"As opposed to fighting it," he said, "I think they're embracing it, understanding it and trying to figure out the best way for them to make it work for themselves."
The changes for 2018 were implemented as many dealers missed their targets in 2017. The changes covered such areas as weighting of CSI scores, retail sales objectives and roadside assistance requirement.
"We really just tried to figure out where some of the angst was, or the issues, with the 2017 program and make it better in '18," he said.
Despite the changes, 2018 is still expected to be a challenging year for Cadillac's more than 900 dealers, as it remains a car-heavy luxury brand in a crossover-crazy market.
Cadillac is scheduled to unveil the XT4 compact crossover next week; however, that vehicle isn't expected to arrive until the tail end of the year, leaving dealers with a lineup that's another year older.
Churchill said Cadillac is trying to help dealers before that by being more transparent with 2017 sell-downs and incentives, including more support for the ATS compact sedan to help drive sales volume.
"We still have to sell cars in '18, and GM launched some pretty aggressive programs in the start of January, which showed a commitment to trying to help us hit the numbers," he said, "because if we get too far into the hole, XT4 will be a great car, but it can't do all the carrying itself."

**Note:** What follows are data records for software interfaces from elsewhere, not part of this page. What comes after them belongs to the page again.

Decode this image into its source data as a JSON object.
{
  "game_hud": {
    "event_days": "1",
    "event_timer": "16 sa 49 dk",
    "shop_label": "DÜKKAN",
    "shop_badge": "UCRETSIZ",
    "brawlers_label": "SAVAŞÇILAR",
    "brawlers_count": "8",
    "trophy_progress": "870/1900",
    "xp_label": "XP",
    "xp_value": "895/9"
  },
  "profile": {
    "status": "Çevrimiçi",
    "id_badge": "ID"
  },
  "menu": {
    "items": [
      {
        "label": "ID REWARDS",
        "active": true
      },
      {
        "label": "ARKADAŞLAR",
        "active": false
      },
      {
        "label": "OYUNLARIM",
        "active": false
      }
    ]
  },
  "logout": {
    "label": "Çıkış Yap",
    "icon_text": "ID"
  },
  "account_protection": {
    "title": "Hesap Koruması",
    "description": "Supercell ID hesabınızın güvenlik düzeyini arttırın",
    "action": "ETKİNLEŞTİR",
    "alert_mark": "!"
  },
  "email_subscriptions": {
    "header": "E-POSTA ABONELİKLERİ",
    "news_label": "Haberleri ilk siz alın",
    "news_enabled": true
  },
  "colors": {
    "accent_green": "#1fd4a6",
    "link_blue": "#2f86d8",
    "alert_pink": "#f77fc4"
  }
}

Cadillac's U.S. sales dropped 8 percent in 2017, its second straight year of declines.